Hemingway and Gellhorn is one name you know and one you may not. Of course the first could only be Ernest Hemingway. The second is journalist Martha Gellhorn, who was involved with Hemingway while she covered World War II.
Philip Kaufman directs the HBO original film about their years together, which debuts tonight on the premium network. We got to hear Kaufman speak about it with the Television Critics Association earlier this year.
CraveOnline: Is there a specific source this was based on?
Philip Kaufman: Not really. It was sort of based in part on Martha Gellhorn’s memoirs, stories that she wrote. They go to China, together, she wrote a book called Travels with Myself and Another. We went into all the Hemingway material, biographers and so forth.
The idea was when they first meet in Sloppy Joe’s in Key West it’s almost as if when she walks into the room, it’s a character, Lady Brett Ashley coming out of his own novel, walking into his life and then he becomes infatuated with her. He is at the height of his powers and we all know about the Hemingway code of behavior.

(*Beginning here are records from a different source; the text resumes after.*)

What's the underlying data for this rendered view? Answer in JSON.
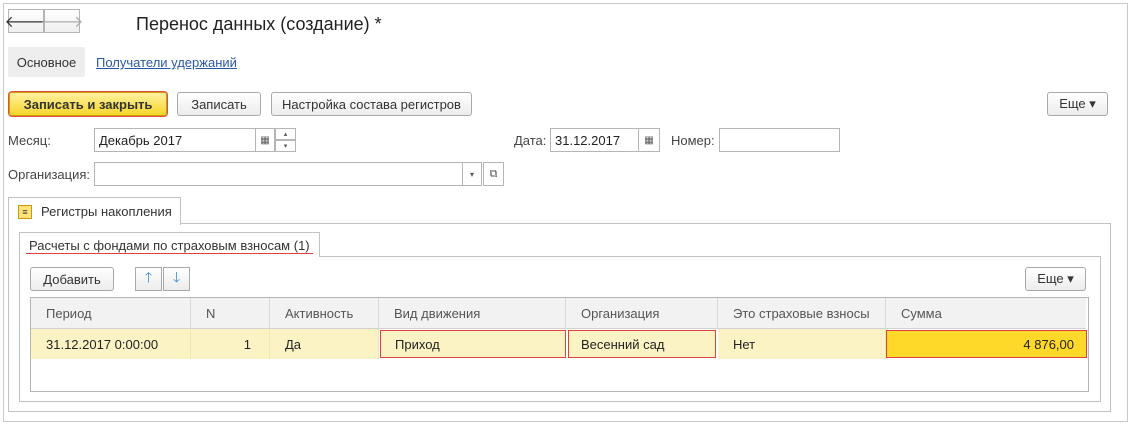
{
  "window": {
    "title": "Перенос данных (создание) *"
  },
  "nav": {
    "back": "🡐",
    "forward": "🡒"
  },
  "tabs": {
    "main": "Основное",
    "recipients": "Получатели удержаний"
  },
  "toolbar": {
    "save_close": "Записать и закрыть",
    "save": "Записать",
    "settings": "Настройка состава регистров",
    "more": "Еще ▾"
  },
  "form": {
    "month_label": "Месяц:",
    "month_value": "Декабрь 2017",
    "date_label": "Дата:",
    "date_value": "31.12.2017",
    "number_label": "Номер:",
    "number_value": "",
    "org_label": "Организация:",
    "org_value": ""
  },
  "registers": {
    "tab_label": "Регистры накопления",
    "subtab_label": "Расчеты с фондами по страховым взносам (1)",
    "add_button": "Добавить",
    "more": "Еще ▾",
    "columns": [
      "Период",
      "N",
      "Активность",
      "Вид движения",
      "Организация",
      "Это страховые взносы",
      "Сумма"
    ],
    "rows": [
      [
        "31.12.2017 0:00:00",
        "1",
        "Да",
        "Приход",
        "Весенний сад",
        "Нет",
        "4 876,00"
      ]
    ]
  }
}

Probably, and possibly, the most influential of all American writers. Every writer, Salinger, Norman Mailer, was stamped by Hemingway’s style and so forth. Martha Gellhorn came to learn that code of behavior and in a sense transcended and sort of out-Hemingways Hemingway.
CraveOnline: He was probably attracted to a strong independent woman.
Philip Kaufman: Right.
CraveOnline: But then was he ultimately threatened by her?
Philip Kaufman: Of course at the beginning he’s married. He’s married to Pauline. He set up a life in Key West. At the end he’s married to Mary Welsh, both of which are more secure relationships.
With Martha, it’s the life of adventure. It really is. That’s what was great about Hemingway in a way, was that he wasn’t just a writer. There was nobody more diligent than Hemingway at writing but h also was a man of action. He went into places and he lived the life of the writer.
When he did The Right Stuff, Tom Wolfe was certainly influenced by Hemingway. The idea of grace under pressure, as I say the Hemingway code, grace under pressure, how you behave was something long after Hemingway was gone, Martha Gellhorn carried on. She was an extraordinary woman whose place in history was sort of eclipsed by the passage of time.
CraveOnline: The movie opens with Martha speaking to the camera. Were those her exact words from her writing?
Philip Kaufman: Yes. We had interviews with the real Martha Gellhorn and those were her lines. When we came to that framing device it was somewhere down the line. I worked for a couple of years with the wonderful writer Jerry Stahl who came to San Francisco endless nights and for years really shaping it up and doing all that.
Then at some point the idea of the voice, and you can hear it even in the trailer, of Martha Gellhorn sort of narrating if you will, or reminiscing about the story that came in. They are the real Martha Gellhorn’s words. As much as possible, we have the words of Hemingway and Gellhorn throughout the movie, famous lines that you can read that you would think couldn’t be played in that way.
When you work with genius actors, they have a way of making things real and finding the heart of the matter. At some point, working with these two and the rest of the great actors, my role was just to be an audience, just to sit there. I enjoyed so much watching them work, sometimes I forgot to say cut. What a pleasure.